Listed entries.
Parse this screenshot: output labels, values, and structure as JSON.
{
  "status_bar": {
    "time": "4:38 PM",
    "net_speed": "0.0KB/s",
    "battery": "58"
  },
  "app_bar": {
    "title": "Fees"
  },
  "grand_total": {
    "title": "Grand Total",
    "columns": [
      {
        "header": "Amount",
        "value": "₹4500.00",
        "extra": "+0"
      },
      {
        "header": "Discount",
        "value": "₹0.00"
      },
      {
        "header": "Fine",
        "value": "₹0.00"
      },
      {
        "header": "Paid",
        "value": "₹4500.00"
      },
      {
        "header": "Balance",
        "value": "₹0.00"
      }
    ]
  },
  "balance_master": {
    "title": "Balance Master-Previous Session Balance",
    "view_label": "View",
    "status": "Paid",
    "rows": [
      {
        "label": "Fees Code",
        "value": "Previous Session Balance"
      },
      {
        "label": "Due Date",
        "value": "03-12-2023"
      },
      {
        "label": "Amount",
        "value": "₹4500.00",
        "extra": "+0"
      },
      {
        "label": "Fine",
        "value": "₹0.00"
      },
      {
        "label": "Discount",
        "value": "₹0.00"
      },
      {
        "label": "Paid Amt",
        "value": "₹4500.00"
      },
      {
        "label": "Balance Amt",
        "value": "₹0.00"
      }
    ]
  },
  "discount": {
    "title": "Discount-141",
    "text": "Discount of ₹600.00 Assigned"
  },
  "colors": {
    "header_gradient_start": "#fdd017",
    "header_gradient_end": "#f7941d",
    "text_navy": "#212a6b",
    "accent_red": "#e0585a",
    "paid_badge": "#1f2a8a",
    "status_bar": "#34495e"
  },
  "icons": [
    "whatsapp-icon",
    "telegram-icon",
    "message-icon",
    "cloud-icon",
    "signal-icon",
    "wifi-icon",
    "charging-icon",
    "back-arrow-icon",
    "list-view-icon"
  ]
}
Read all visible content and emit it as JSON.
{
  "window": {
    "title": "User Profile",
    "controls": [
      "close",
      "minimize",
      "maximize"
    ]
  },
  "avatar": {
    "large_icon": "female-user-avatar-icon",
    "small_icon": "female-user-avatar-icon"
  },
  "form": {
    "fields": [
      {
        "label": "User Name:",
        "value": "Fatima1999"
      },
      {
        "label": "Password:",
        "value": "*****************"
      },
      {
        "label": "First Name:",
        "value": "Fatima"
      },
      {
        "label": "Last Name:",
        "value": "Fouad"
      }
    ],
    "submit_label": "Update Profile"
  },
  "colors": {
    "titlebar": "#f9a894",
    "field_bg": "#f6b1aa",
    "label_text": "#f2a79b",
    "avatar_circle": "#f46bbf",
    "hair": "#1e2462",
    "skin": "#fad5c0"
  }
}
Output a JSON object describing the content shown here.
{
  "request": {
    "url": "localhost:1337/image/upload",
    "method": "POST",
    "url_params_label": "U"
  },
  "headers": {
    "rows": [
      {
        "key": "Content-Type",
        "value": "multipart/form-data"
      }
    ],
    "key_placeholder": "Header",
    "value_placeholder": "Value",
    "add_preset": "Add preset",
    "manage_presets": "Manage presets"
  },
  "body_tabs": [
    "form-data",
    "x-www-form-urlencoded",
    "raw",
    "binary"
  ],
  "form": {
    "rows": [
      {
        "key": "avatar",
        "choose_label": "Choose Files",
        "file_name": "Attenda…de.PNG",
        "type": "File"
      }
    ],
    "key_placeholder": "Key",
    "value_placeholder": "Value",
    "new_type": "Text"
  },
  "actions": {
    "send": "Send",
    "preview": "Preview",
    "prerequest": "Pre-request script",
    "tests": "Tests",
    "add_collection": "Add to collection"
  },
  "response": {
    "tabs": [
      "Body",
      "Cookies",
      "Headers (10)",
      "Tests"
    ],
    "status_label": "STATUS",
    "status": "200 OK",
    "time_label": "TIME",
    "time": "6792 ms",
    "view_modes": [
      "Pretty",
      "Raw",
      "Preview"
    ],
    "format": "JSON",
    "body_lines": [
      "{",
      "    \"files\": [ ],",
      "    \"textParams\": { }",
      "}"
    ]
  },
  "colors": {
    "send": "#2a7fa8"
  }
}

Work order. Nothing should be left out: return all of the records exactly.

Answer box.
Parse this screenshot: output labels, values, and structure as JSON.
{
  "status_bar": {
    "time": "4:38 PM",
    "net_speed": "0.0KB/s",
    "battery": "58"
  },
  "app_bar": {
    "title": "Fees"
  },
  "grand_total": {
    "title": "Grand Total",
    "columns": [
      {
        "header": "Amount",
        "value": "₹4500.00",
        "extra": "+0"
      },
      {
        "header": "Discount",
        "value": "₹0.00"
      },
      {
        "header": "Fine",
        "value": "₹0.00"
      },
      {
        "header": "Paid",
        "value": "₹4500.00"
      },
      {
        "header": "Balance",
        "value": "₹0.00"
      }
    ]
  },
  "balance_master": {
    "title": "Balance Master-Previous Session Balance",
    "view_label": "View",
    "status": "Paid",
    "rows": [
      {
        "label": "Fees Code",
        "value": "Previous Session Balance"
      },
      {
        "label": "Due Date",
        "value": "03-12-2023"
      },
      {
        "label": "Amount",
        "value": "₹4500.00",
        "extra": "+0"
      },
      {
        "label": "Fine",
        "value": "₹0.00"
      },
      {
        "label": "Discount",
        "value": "₹0.00"
      },
      {
        "label": "Paid Amt",
        "value": "₹4500.00"
      },
      {
        "label": "Balance Amt",
        "value": "₹0.00"
      }
    ]
  },
  "discount": {
    "title": "Discount-141",
    "text": "Discount of ₹600.00 Assigned"
  },
  "colors": {
    "header_gradient_start": "#fdd017",
    "header_gradient_end": "#f7941d",
    "text_navy": "#212a6b",
    "accent_red": "#e0585a",
    "paid_badge": "#1f2a8a",
    "status_bar": "#34495e"
  },
  "icons": [
    "whatsapp-icon",
    "telegram-icon",
    "message-icon",
    "cloud-icon",
    "signal-icon",
    "wifi-icon",
    "charging-icon",
    "back-arrow-icon",
    "list-view-icon"
  ]
}
Read all visible content and emit it as JSON.
{
  "window": {
    "title": "User Profile",
    "controls": [
      "close",
      "minimize",
      "maximize"
    ]
  },
  "avatar": {
    "large_icon": "female-user-avatar-icon",
    "small_icon": "female-user-avatar-icon"
  },
  "form": {
    "fields": [
      {
        "label": "User Name:",
        "value": "Fatima1999"
      },
      {
        "label": "Password:",
        "value": "*****************"
      },
      {
        "label": "First Name:",
        "value": "Fatima"
      },
      {
        "label": "Last Name:",
        "value": "Fouad"
      }
    ],
    "submit_label": "Update Profile"
  },
  "colors": {
    "titlebar": "#f9a894",
    "field_bg": "#f6b1aa",
    "label_text": "#f2a79b",
    "avatar_circle": "#f46bbf",
    "hair": "#1e2462",
    "skin": "#fad5c0"
  }
}
Output a JSON object describing the content shown here.
{
  "request": {
    "url": "localhost:1337/image/upload",
    "method": "POST",
    "url_params_label": "U"
  },
  "headers": {
    "rows": [
      {
        "key": "Content-Type",
        "value": "multipart/form-data"
      }
    ],
    "key_placeholder": "Header",
    "value_placeholder": "Value",
    "add_preset": "Add preset",
    "manage_presets": "Manage presets"
  },
  "body_tabs": [
    "form-data",
    "x-www-form-urlencoded",
    "raw",
    "binary"
  ],
  "form": {
    "rows": [
      {
        "key": "avatar",
        "choose_label": "Choose Files",
        "file_name": "Attenda…de.PNG",
        "type": "File"
      }
    ],
    "key_placeholder": "Key",
    "value_placeholder": "Value",
    "new_type": "Text"
  },
  "actions": {
    "send": "Send",
    "preview": "Preview",
    "prerequest": "Pre-request script",
    "tests": "Tests",
    "add_collection": "Add to collection"
  },
  "response": {
    "tabs": [
      "Body",
      "Cookies",
      "Headers (10)",
      "Tests"
    ],
    "status_label": "STATUS",
    "status": "200 OK",
    "time_label": "TIME",
    "time": "6792 ms",
    "view_modes": [
      "Pretty",
      "Raw",
      "Preview"
    ],
    "format": "JSON",
    "body_lines": [
      "{",
      "    \"files\": [ ],",
      "    \"textParams\": { }",
      "}"
    ]
  },
  "colors": {
    "send": "#2a7fa8"
  }
}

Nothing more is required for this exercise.